Items from an interface collection:
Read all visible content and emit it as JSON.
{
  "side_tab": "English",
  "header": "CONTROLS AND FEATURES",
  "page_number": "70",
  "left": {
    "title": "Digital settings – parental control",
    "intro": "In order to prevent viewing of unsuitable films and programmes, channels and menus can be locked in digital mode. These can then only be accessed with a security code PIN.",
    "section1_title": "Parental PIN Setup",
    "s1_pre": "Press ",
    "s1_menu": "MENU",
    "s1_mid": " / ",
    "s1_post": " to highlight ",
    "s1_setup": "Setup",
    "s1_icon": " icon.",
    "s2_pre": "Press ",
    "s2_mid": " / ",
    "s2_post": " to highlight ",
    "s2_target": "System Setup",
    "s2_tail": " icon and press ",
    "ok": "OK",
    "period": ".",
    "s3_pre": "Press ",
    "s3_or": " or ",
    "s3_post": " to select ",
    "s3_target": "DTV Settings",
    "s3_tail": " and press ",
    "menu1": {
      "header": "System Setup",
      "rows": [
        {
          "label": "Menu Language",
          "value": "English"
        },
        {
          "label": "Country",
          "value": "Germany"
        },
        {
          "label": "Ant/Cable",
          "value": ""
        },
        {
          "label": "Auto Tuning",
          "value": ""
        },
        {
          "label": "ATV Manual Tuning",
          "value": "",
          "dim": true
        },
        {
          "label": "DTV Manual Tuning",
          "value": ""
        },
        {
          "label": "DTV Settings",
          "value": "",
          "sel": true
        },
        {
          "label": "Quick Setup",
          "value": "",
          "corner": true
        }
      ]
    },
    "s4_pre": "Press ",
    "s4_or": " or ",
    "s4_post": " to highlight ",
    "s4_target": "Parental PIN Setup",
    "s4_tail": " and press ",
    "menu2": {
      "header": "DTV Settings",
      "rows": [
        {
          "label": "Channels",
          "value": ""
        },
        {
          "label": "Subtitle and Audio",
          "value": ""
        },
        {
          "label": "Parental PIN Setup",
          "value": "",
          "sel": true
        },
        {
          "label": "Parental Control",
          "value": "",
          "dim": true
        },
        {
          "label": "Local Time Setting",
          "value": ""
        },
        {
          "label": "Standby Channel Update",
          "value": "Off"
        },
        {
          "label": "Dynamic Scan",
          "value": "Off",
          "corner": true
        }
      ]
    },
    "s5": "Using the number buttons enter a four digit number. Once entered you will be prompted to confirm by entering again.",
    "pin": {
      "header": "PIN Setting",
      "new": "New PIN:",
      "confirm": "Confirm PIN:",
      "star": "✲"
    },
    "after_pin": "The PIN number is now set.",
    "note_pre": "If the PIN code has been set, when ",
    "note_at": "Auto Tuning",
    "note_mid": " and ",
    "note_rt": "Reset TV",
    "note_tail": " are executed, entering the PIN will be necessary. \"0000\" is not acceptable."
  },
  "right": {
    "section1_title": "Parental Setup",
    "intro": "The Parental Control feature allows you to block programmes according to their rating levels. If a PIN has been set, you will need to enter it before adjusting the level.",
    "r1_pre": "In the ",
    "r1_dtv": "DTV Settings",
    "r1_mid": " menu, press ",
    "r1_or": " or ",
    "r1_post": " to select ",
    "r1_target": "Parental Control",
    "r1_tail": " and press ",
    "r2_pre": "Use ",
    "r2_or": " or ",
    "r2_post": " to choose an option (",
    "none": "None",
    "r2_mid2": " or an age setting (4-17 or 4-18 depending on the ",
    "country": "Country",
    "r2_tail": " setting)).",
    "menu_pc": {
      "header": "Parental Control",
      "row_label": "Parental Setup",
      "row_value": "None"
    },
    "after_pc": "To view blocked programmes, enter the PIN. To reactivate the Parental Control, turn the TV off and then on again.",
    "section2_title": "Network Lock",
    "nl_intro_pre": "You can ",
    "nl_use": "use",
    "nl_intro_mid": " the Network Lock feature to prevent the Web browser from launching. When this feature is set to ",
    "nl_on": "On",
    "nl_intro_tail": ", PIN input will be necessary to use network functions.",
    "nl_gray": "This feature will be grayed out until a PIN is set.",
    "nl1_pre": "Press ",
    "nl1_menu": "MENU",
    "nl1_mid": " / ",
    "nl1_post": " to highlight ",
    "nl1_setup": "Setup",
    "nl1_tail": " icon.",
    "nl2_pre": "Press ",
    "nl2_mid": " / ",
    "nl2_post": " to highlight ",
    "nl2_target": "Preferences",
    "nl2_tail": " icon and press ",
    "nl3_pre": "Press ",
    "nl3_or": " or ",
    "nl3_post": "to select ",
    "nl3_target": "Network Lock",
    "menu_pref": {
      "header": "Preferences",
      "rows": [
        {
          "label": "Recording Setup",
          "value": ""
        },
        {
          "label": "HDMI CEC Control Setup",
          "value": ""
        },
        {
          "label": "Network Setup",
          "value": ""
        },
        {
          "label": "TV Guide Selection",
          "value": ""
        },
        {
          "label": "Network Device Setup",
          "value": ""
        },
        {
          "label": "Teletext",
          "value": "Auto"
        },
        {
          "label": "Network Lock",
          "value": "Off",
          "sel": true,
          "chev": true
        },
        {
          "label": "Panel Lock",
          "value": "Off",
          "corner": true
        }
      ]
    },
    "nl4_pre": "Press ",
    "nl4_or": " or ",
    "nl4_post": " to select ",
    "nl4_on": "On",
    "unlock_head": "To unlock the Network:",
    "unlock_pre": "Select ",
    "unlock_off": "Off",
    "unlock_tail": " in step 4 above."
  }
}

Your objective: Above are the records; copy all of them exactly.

Solved exercise:
Read all visible content and emit it as JSON.
{
  "side_tab": "English",
  "header": "CONTROLS AND FEATURES",
  "page_number": "70",
  "left": {
    "title": "Digital settings – parental control",
    "intro": "In order to prevent viewing of unsuitable films and programmes, channels and menus can be locked in digital mode. These can then only be accessed with a security code PIN.",
    "section1_title": "Parental PIN Setup",
    "s1_pre": "Press ",
    "s1_menu": "MENU",
    "s1_mid": " / ",
    "s1_post": " to highlight ",
    "s1_setup": "Setup",
    "s1_icon": " icon.",
    "s2_pre": "Press ",
    "s2_mid": " / ",
    "s2_post": " to highlight ",
    "s2_target": "System Setup",
    "s2_tail": " icon and press ",
    "ok": "OK",
    "period": ".",
    "s3_pre": "Press ",
    "s3_or": " or ",
    "s3_post": " to select ",
    "s3_target": "DTV Settings",
    "s3_tail": " and press ",
    "menu1": {
      "header": "System Setup",
      "rows": [
        {
          "label": "Menu Language",
          "value": "English"
        },
        {
          "label": "Country",
          "value": "Germany"
        },
        {
          "label": "Ant/Cable",
          "value": ""
        },
        {
          "label": "Auto Tuning",
          "value": ""
        },
        {
          "label": "ATV Manual Tuning",
          "value": "",
          "dim": true
        },
        {
          "label": "DTV Manual Tuning",
          "value": ""
        },
        {
          "label": "DTV Settings",
          "value": "",
          "sel": true
        },
        {
          "label": "Quick Setup",
          "value": "",
          "corner": true
        }
      ]
    },
    "s4_pre": "Press ",
    "s4_or": " or ",
    "s4_post": " to highlight ",
    "s4_target": "Parental PIN Setup",
    "s4_tail": " and press ",
    "menu2": {
      "header": "DTV Settings",
      "rows": [
        {
          "label": "Channels",
          "value": ""
        },
        {
          "label": "Subtitle and Audio",
          "value": ""
        },
        {
          "label": "Parental PIN Setup",
          "value": "",
          "sel": true
        },
        {
          "label": "Parental Control",
          "value": "",
          "dim": true
        },
        {
          "label": "Local Time Setting",
          "value": ""
        },
        {
          "label": "Standby Channel Update",
          "value": "Off"
        },
        {
          "label": "Dynamic Scan",
          "value": "Off",
          "corner": true
        }
      ]
    },
    "s5": "Using the number buttons enter a four digit number. Once entered you will be prompted to confirm by entering again.",
    "pin": {
      "header": "PIN Setting",
      "new": "New PIN:",
      "confirm": "Confirm PIN:",
      "star": "✲"
    },
    "after_pin": "The PIN number is now set.",
    "note_pre": "If the PIN code has been set, when ",
    "note_at": "Auto Tuning",
    "note_mid": " and ",
    "note_rt": "Reset TV",
    "note_tail": " are executed, entering the PIN will be necessary. \"0000\" is not acceptable."
  },
  "right": {
    "section1_title": "Parental Setup",
    "intro": "The Parental Control feature allows you to block programmes according to their rating levels. If a PIN has been set, you will need to enter it before adjusting the level.",
    "r1_pre": "In the ",
    "r1_dtv": "DTV Settings",
    "r1_mid": " menu, press ",
    "r1_or": " or ",
    "r1_post": " to select ",
    "r1_target": "Parental Control",
    "r1_tail": " and press ",
    "r2_pre": "Use ",
    "r2_or": " or ",
    "r2_post": " to choose an option (",
    "none": "None",
    "r2_mid2": " or an age setting (4-17 or 4-18 depending on the ",
    "country": "Country",
    "r2_tail": " setting)).",
    "menu_pc": {
      "header": "Parental Control",
      "row_label": "Parental Setup",
      "row_value": "None"
    },
    "after_pc": "To view blocked programmes, enter the PIN. To reactivate the Parental Control, turn the TV off and then on again.",
    "section2_title": "Network Lock",
    "nl_intro_pre": "You can ",
    "nl_use": "use",
    "nl_intro_mid": " the Network Lock feature to prevent the Web browser from launching. When this feature is set to ",
    "nl_on": "On",
    "nl_intro_tail": ", PIN input will be necessary to use network functions.",
    "nl_gray": "This feature will be grayed out until a PIN is set.",
    "nl1_pre": "Press ",
    "nl1_menu": "MENU",
    "nl1_mid": " / ",
    "nl1_post": " to highlight ",
    "nl1_setup": "Setup",
    "nl1_tail": " icon.",
    "nl2_pre": "Press ",
    "nl2_mid": " / ",
    "nl2_post": " to highlight ",
    "nl2_target": "Preferences",
    "nl2_tail": " icon and press ",
    "nl3_pre": "Press ",
    "nl3_or": " or ",
    "nl3_post": "to select ",
    "nl3_target": "Network Lock",
    "menu_pref": {
      "header": "Preferences",
      "rows": [
        {
          "label": "Recording Setup",
          "value": ""
        },
        {
          "label": "HDMI CEC Control Setup",
          "value": ""
        },
        {
          "label": "Network Setup",
          "value": ""
        },
        {
          "label": "TV Guide Selection",
          "value": ""
        },
        {
          "label": "Network Device Setup",
          "value": ""
        },
        {
          "label": "Teletext",
          "value": "Auto"
        },
        {
          "label": "Network Lock",
          "value": "Off",
          "sel": true,
          "chev": true
        },
        {
          "label": "Panel Lock",
          "value": "Off",
          "corner": true
        }
      ]
    },
    "nl4_pre": "Press ",
    "nl4_or": " or ",
    "nl4_post": " to select ",
    "nl4_on": "On",
    "unlock_head": "To unlock the Network:",
    "unlock_pre": "Select ",
    "unlock_off": "Off",
    "unlock_tail": " in step 4 above."
  }
}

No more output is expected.